**The problem**: Restate all of the following data exactly, keeping any images out of the copy.

**Records for the task**:
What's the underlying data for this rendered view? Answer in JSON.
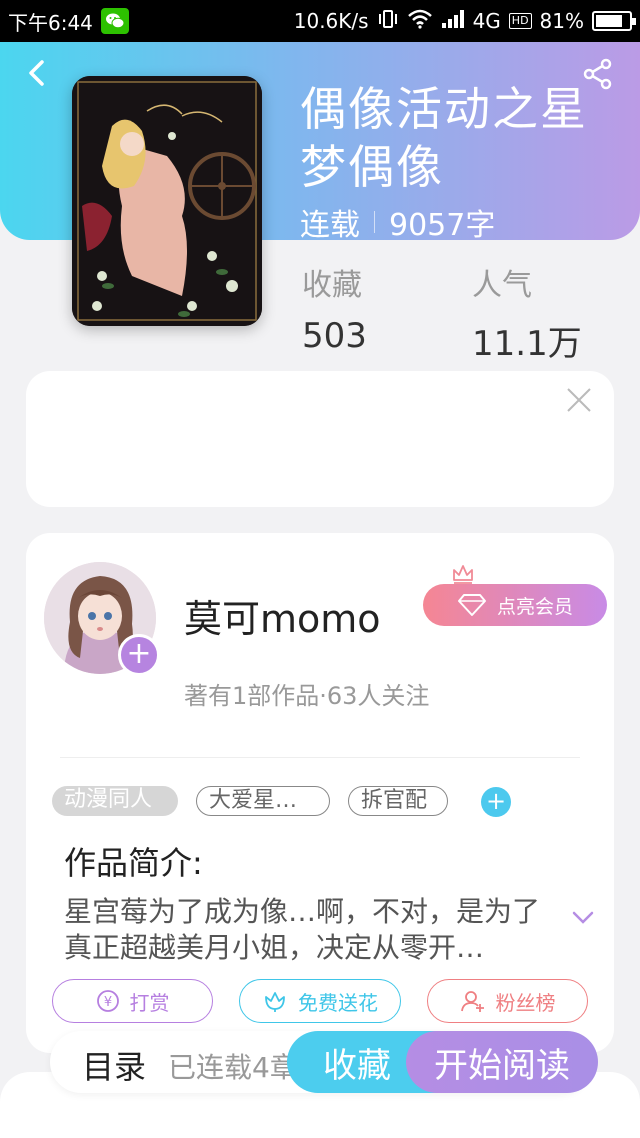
{
  "status_bar": {
    "time": "下午6:44",
    "network_speed": "10.6K/s",
    "network_type": "4G",
    "hd_label": "HD",
    "battery_percent": "81%",
    "battery_level": 0.81
  },
  "book": {
    "title": "偶像活动之星梦偶像",
    "status": "连载",
    "word_count": "9057字",
    "stats": [
      {
        "label": "收藏",
        "value": "503"
      },
      {
        "label": "人气",
        "value": "11.1万"
      }
    ]
  },
  "author": {
    "name": "莫可momo",
    "vip_label": "点亮会员",
    "stats": "著有1部作品·63人关注"
  },
  "tags": [
    "动漫同人",
    "大爱星…",
    "拆官配"
  ],
  "intro": {
    "title": "作品简介:",
    "text": "星宫莓为了成为像…啊，不对，是为了真正超越美月小姐，决定从零开…"
  },
  "actions": [
    {
      "label": "打赏",
      "icon": "coin-icon",
      "color": "#b67fe0"
    },
    {
      "label": "免费送花",
      "icon": "flower-icon",
      "color": "#3fc6e8"
    },
    {
      "label": "粉丝榜",
      "icon": "fan-icon",
      "color": "#ef7f82"
    }
  ],
  "bottom": {
    "toc_label": "目录",
    "toc_progress": "已连载4章",
    "fav_label": "收藏",
    "read_label": "开始阅读"
  },
  "colors": {
    "header_start": "#4bd6ef",
    "header_end": "#bb9be6",
    "accent_blue": "#4ccdee",
    "accent_purple": "#b58de4"
  }
}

**Result of the exercise**:
What's the underlying data for this rendered view? Answer in JSON.
{
  "status_bar": {
    "time": "下午6:44",
    "network_speed": "10.6K/s",
    "network_type": "4G",
    "hd_label": "HD",
    "battery_percent": "81%",
    "battery_level": 0.81
  },
  "book": {
    "title": "偶像活动之星梦偶像",
    "status": "连载",
    "word_count": "9057字",
    "stats": [
      {
        "label": "收藏",
        "value": "503"
      },
      {
        "label": "人气",
        "value": "11.1万"
      }
    ]
  },
  "author": {
    "name": "莫可momo",
    "vip_label": "点亮会员",
    "stats": "著有1部作品·63人关注"
  },
  "tags": [
    "动漫同人",
    "大爱星…",
    "拆官配"
  ],
  "intro": {
    "title": "作品简介:",
    "text": "星宫莓为了成为像…啊，不对，是为了真正超越美月小姐，决定从零开…"
  },
  "actions": [
    {
      "label": "打赏",
      "icon": "coin-icon",
      "color": "#b67fe0"
    },
    {
      "label": "免费送花",
      "icon": "flower-icon",
      "color": "#3fc6e8"
    },
    {
      "label": "粉丝榜",
      "icon": "fan-icon",
      "color": "#ef7f82"
    }
  ],
  "bottom": {
    "toc_label": "目录",
    "toc_progress": "已连载4章",
    "fav_label": "收藏",
    "read_label": "开始阅读"
  },
  "colors": {
    "header_start": "#4bd6ef",
    "header_end": "#bb9be6",
    "accent_blue": "#4ccdee",
    "accent_purple": "#b58de4"
  }
}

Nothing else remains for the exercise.